Alaska Science
Key Element C5

A student who meets the content standard should understand that sharing scientific discoveries is important to influencing individuals and society and in advancing scientific knowledge.


gold rule

Performance Standard Level 4, Ages 15–18

Students use personal and group experiences as well as media searches to synthesize data derived from multiple perspectives to study a multifaceted problem related to state, regional, or global concerns and post their results for review.

Sample Assessment Ideas

gold rule

Sample Assessment Ideas

  • Students estimate the carrying capacity of a township (or given area); teams make land-use maps of traditional or existing uses; identify and predict the effects of human impact; publish the results for township comment.

  • Students use a forum to discuss whether the global climate is changing due to the greenhouse effect, or if recent climate variations are part of normal long-term phenomena. (Students utilize research data when expressing their point of view.)

Expanded Sample Assessment Idea

gold rule

Expanded Sample Assessment Idea

  • Students collect information about landfill; design an improved landfill appropriate for their locale; present their designs to the local planning commission.


Students will:

  1. Collect information about their local landfill.

  2. Research landfill designs in other communities.

  3. Discuss the current landfill in terms of location, use, type of material in landfill, and how long it will take to fill it.

  4. Design a landfill appropriate for their locale. Facts to be considered include porosity and permeability of the soil, interpretation of aerial images (if available), type of material landfill will hold, calculations required to determine landfill size, location of new site and cost consideration.

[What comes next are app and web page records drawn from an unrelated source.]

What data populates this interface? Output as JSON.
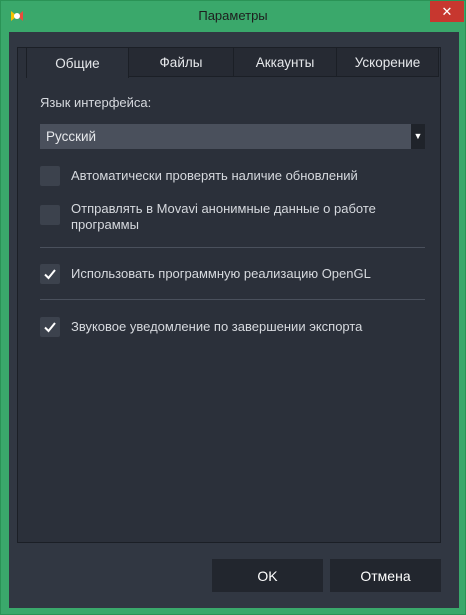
{
  "window": {
    "title": "Параметры",
    "close_glyph": "✕",
    "icon": "movavi-logo-icon"
  },
  "tabs": [
    {
      "label": "Общие",
      "active": true
    },
    {
      "label": "Файлы",
      "active": false
    },
    {
      "label": "Аккаунты",
      "active": false
    },
    {
      "label": "Ускорение",
      "active": false
    }
  ],
  "general": {
    "language_label": "Язык интерфейса:",
    "language_value": "Русский",
    "options": [
      {
        "label": "Автоматически проверять наличие обновлений",
        "checked": false
      },
      {
        "label": "Отправлять в Movavi анонимные данные о работе программы",
        "checked": false
      },
      {
        "label": "Использовать программную реализацию OpenGL",
        "checked": true
      },
      {
        "label": "Звуковое уведомление по завершении экспорта",
        "checked": true
      }
    ]
  },
  "buttons": {
    "ok": "OK",
    "cancel": "Отмена"
  },
  "colors": {
    "titlebar": "#3aa86b",
    "background": "#313742",
    "panel": "#2b303a",
    "close": "#c7372f"
  }
}
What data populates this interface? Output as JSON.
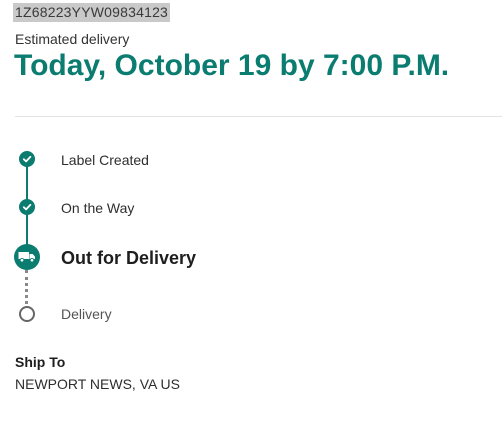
{
  "tracking": {
    "number": "1Z68223YYW09834123"
  },
  "delivery": {
    "estimated_label": "Estimated delivery",
    "estimated_value": "Today, October 19 by 7:00 P.M."
  },
  "progress": {
    "steps": [
      {
        "label": "Label Created",
        "status": "complete",
        "icon": "check-icon"
      },
      {
        "label": "On the Way",
        "status": "complete",
        "icon": "check-icon"
      },
      {
        "label": "Out for Delivery",
        "status": "current",
        "icon": "truck-icon"
      },
      {
        "label": "Delivery",
        "status": "pending",
        "icon": "empty-circle-icon"
      }
    ]
  },
  "ship_to": {
    "label": "Ship To",
    "value": "NEWPORT NEWS, VA US"
  },
  "colors": {
    "accent": "#0b7c70",
    "pending": "#666666",
    "highlight": "#c9c9c9"
  }
}
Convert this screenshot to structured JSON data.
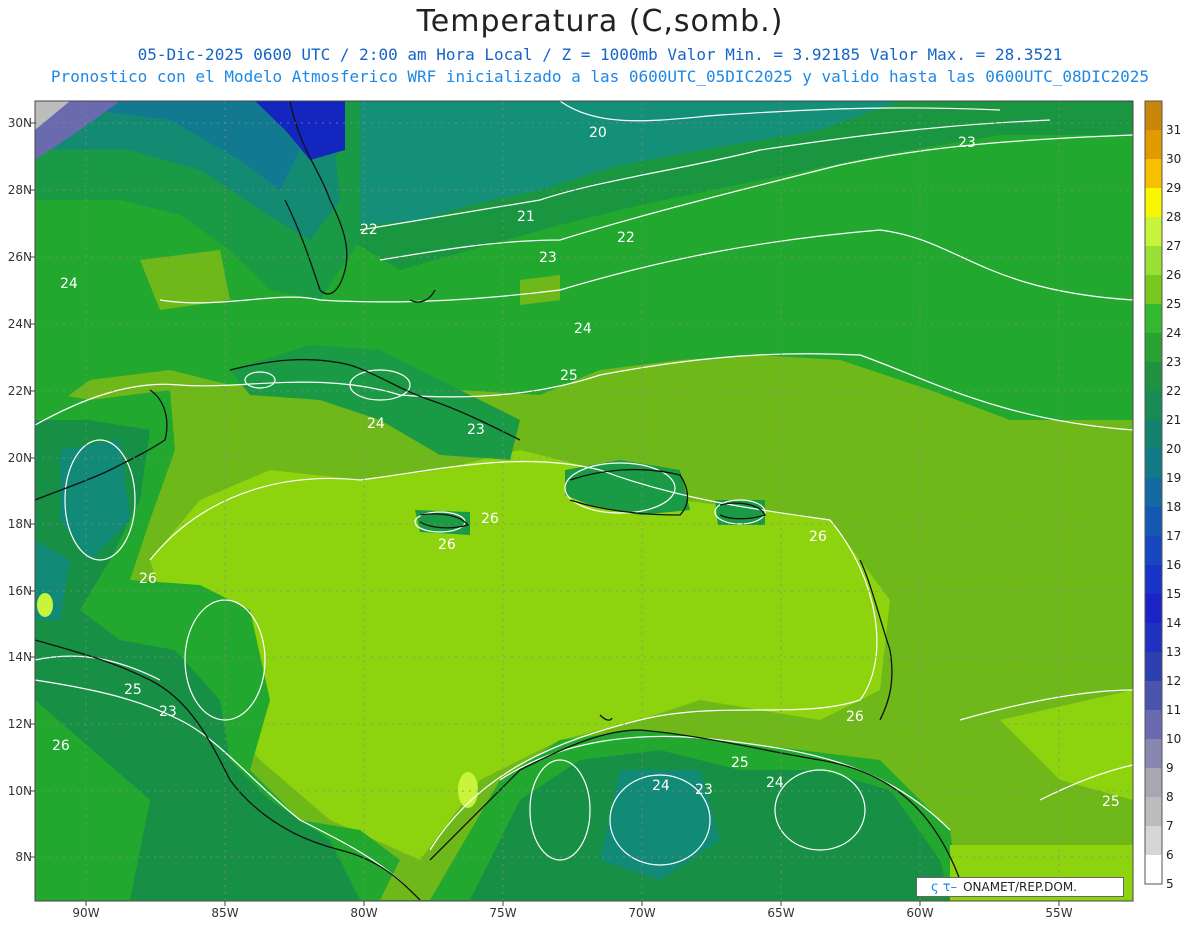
{
  "title": "Temperatura (C,somb.)",
  "subtitle_line1": "05-Dic-2025  0600 UTC / 2:00 am Hora Local / Z = 1000mb   Valor Min. = 3.92185  Valor Max. = 28.3521",
  "subtitle_line2": "Pronostico con el Modelo Atmosferico WRF inicializado a las 0600UTC_05DIC2025 y valido hasta las  0600UTC_08DIC2025",
  "logo_text": "ONAMET/REP.DOM.",
  "lat_labels": [
    "30N",
    "28N",
    "26N",
    "24N",
    "22N",
    "20N",
    "18N",
    "16N",
    "14N",
    "12N",
    "10N",
    "8N"
  ],
  "lon_labels": [
    "90W",
    "85W",
    "80W",
    "75W",
    "70W",
    "65W",
    "60W",
    "55W"
  ],
  "colorbar": {
    "labels": [
      "31",
      "30",
      "29",
      "28",
      "27",
      "26",
      "25",
      "24",
      "23",
      "22",
      "21",
      "20",
      "19",
      "18",
      "17",
      "16",
      "15",
      "14",
      "13",
      "12",
      "11",
      "10",
      "9",
      "8",
      "7",
      "6",
      "5"
    ],
    "colors": [
      "#c8860a",
      "#e09b00",
      "#f6c000",
      "#f7f700",
      "#c8f53c",
      "#9be036",
      "#79c81e",
      "#34b830",
      "#2aa232",
      "#1f9140",
      "#188a55",
      "#138170",
      "#107a88",
      "#126aa0",
      "#1558b3",
      "#1746c0",
      "#1834c8",
      "#1a22c8",
      "#2030c0",
      "#2c3eb0",
      "#4a54ac",
      "#6a6aae",
      "#8a86b2",
      "#a8a6b2",
      "#bcbcbc",
      "#d6d6d6",
      "#ffffff"
    ]
  },
  "contour_labels": [
    "20",
    "23",
    "21",
    "22",
    "22",
    "23",
    "24",
    "24",
    "25",
    "24",
    "23",
    "26",
    "26",
    "26",
    "26",
    "25",
    "23",
    "26",
    "24",
    "23",
    "24",
    "25",
    "26",
    "25"
  ],
  "colors": {
    "grass_light": "#8ed40e",
    "grass_mid": "#6fb81a",
    "green": "#22a82f",
    "green_dark": "#179045",
    "teal": "#128a78",
    "blue_deep": "#1426c0"
  }
}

  5. Present their suggested designs to the local planning commission.

Reflection and Revision

Use the planning commission response to revise landfill design.


Levels of Performance

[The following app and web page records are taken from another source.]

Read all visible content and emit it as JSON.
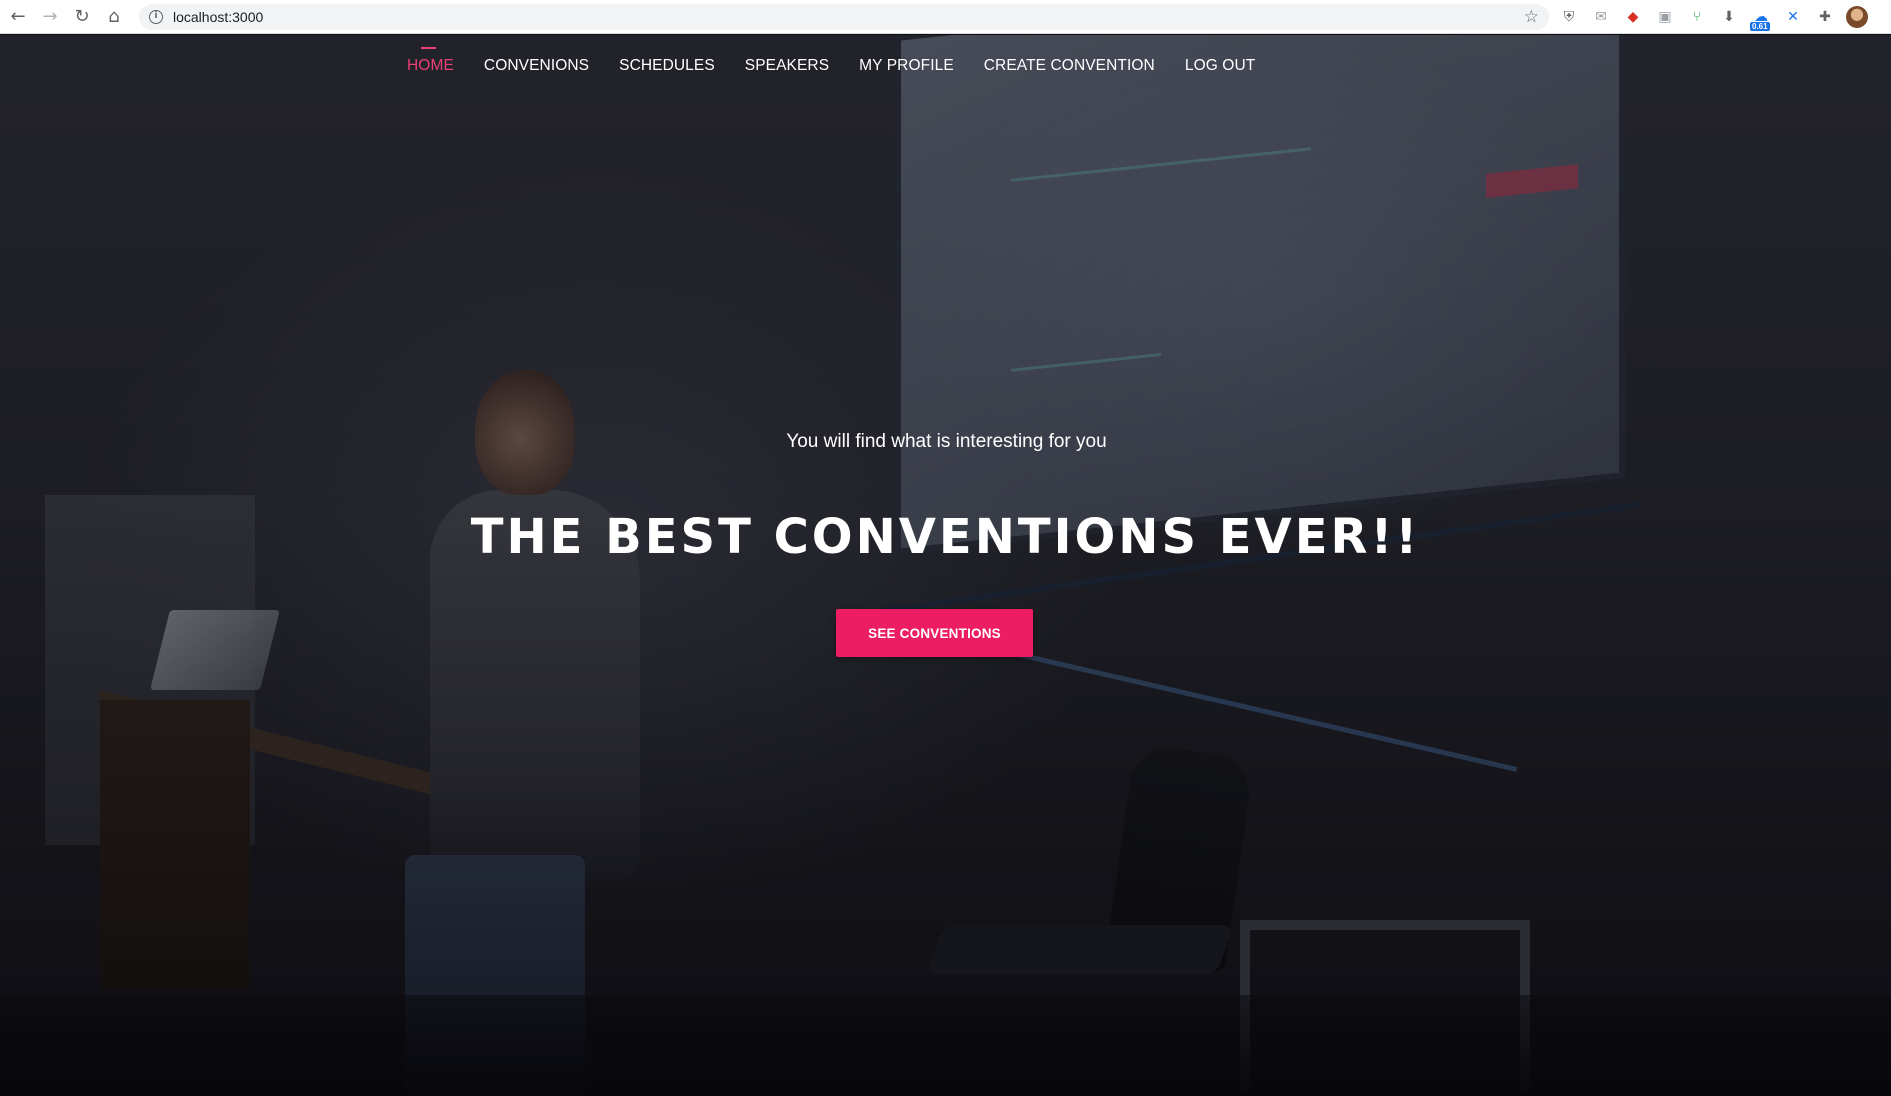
{
  "browser": {
    "back_icon": "←",
    "forward_icon": "→",
    "reload_icon": "↻",
    "home_icon": "⌂",
    "info_icon": "i",
    "url": "localhost:3000",
    "star_icon": "☆",
    "extensions": [
      {
        "name": "shield-extension-icon",
        "glyph": "⛨"
      },
      {
        "name": "mail-extension-icon",
        "glyph": "✉"
      },
      {
        "name": "diamond-extension-icon",
        "glyph": "◆"
      },
      {
        "name": "chat-extension-icon",
        "glyph": "▣"
      },
      {
        "name": "git-branch-extension-icon",
        "glyph": "⑂"
      },
      {
        "name": "download-extension-icon",
        "glyph": "⬇"
      },
      {
        "name": "speed-extension-icon",
        "glyph": "☁",
        "badge": "0.61"
      },
      {
        "name": "tool-extension-icon",
        "glyph": "✕"
      },
      {
        "name": "puzzle-extension-icon",
        "glyph": "✚"
      }
    ]
  },
  "site_nav": {
    "items": [
      {
        "label": "HOME",
        "active": true
      },
      {
        "label": "CONVENIONS",
        "active": false
      },
      {
        "label": "SCHEDULES",
        "active": false
      },
      {
        "label": "SPEAKERS",
        "active": false
      },
      {
        "label": "MY PROFILE",
        "active": false
      },
      {
        "label": "CREATE CONVENTION",
        "active": false
      },
      {
        "label": "LOG OUT",
        "active": false
      }
    ]
  },
  "hero": {
    "subtitle": "You will find what is interesting for you",
    "title": "THE BEST CONVENTIONS EVER!!",
    "cta_label": "SEE CONVENTIONS"
  },
  "colors": {
    "accent": "#ec1d63",
    "nav_active": "#ec3f74",
    "text": "#ffffff"
  }
}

Stage 4
stage fish stage fish
stage fish stage fish

Landfill design and justification documents are complete, detailed and show evidence of elaboration, extension, higher-order thinking skills and relevant knowledge.
Stage 3
stage fish
stage fish
stage fish
Landfill design and justification documents are complete and clearly expressed although minor inaccuracies, omissions or inappropriateness may also be evident.
Stage 2
stage fish
stage fish
Landfill design and justification documents may contain some elements of proficient work but may be incomplete, inaccurate, or inappropriate for the locale.
Stage 1
stage fish
Landfill design is incomplete, inaccurate or inappropriate for the locale. Justification documents, if included, lack detail and contain little evidence of relevant knowledge.
Standards Cross-Reference gold rule

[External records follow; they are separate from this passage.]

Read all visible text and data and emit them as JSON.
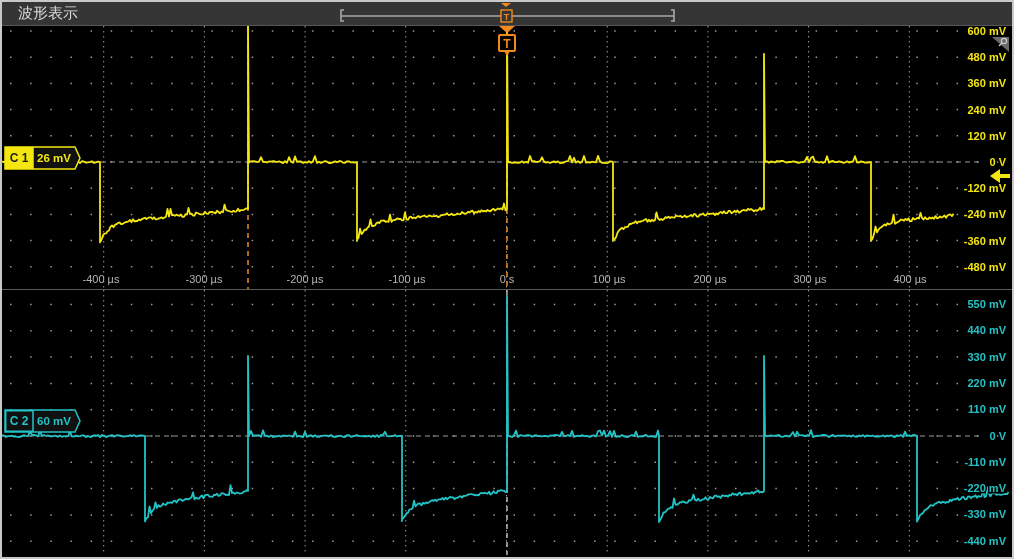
{
  "title": "波形表示",
  "timeline": {
    "trigger_label": "T"
  },
  "trigger_marker": {
    "label": "T"
  },
  "panels": [
    {
      "channel": {
        "name": "C 1",
        "scale": "26 mV"
      },
      "color": "#f4e60f",
      "y_labels": [
        "600 mV",
        "480 mV",
        "360 mV",
        "240 mV",
        "120 mV",
        "0 V",
        "-120 mV",
        "-240 mV",
        "-360 mV",
        "-480 mV"
      ],
      "x_labels": [
        "-400 µs",
        "-300 µs",
        "-200 µs",
        "-100 µs",
        "0 s",
        "100 µs",
        "200 µs",
        "300 µs",
        "400 µs"
      ]
    },
    {
      "channel": {
        "name": "C 2",
        "scale": "60 mV"
      },
      "color": "#22c3c6",
      "y_labels": [
        "550 mV",
        "440 mV",
        "330 mV",
        "220 mV",
        "110 mV",
        "0 V",
        "-110 mV",
        "-220 mV",
        "-330 mV",
        "-440 mV"
      ]
    }
  ]
}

Standards Cross-References
( Alaska Department of Education & Early Development Standards

National Science Education Standards

Communicate and defend a scientific argument. Students in school science programs should develop the abilities associated with accurate and effective communication. These include writing and following procedures, expressing concepts, reviewing information, summarizing data, using language appropriately, developing diagrams and charts, explaining statistical analysis, speaking clearly and logically, constructing a reasoned argument, and responding appropriately to critical comments. (Page 176)

Results of scientific inquiry-new knowledge and methods-emerge from different types of investigations and public communication among scientists. In communicating and defending the results of scientific inquiry, arguments must be logical and demonstrate connections between natural phenomena, investigations, and the historical body of scientific knowledge. In addition, the methods and procedures that scientists used to obtain evidence must be clearly reported to enhance opportunities for further investigation. (Page 176)

Scientists have ethical traditions. Scientists value peer review, truthful reporting about the methods and outcomes of investigations, and making public the results of work. Violations of such norms do occur, but scientists responsible for such violations are censured by their peers. (Page 200)

Usually changes in science occur as small modifications in extant knowledge. The daily work of science and engineering results in incremental advances in our understanding of the world and our ability to meet human needs and aspirations. Much can be learned about the internal workings of science and the nature of science from study of individual scientists, their daily work, and their efforts to advance scientific knowledge in their area of study. (Page 201)



Scientists in any one research group tend to see things alike, so even groups of scientists may have trouble being entirely objective about their methods and findings. For that reason, scientific teams are expected to seek out the possible sources of bias in the design of their investigations and in their data analysis. Checking each other’s results and explanations helps, but that is no guarantee against bias. (Page 13)

New ideas in science are limited by the context in which they are conceived; are often rejected by the scientific establishment; sometimes spring from unexpected findings; and usually grow slowly, through contributions from many investigators. (Page 13)

Table of Contents  |   Return to Alaska Native Knowledge Network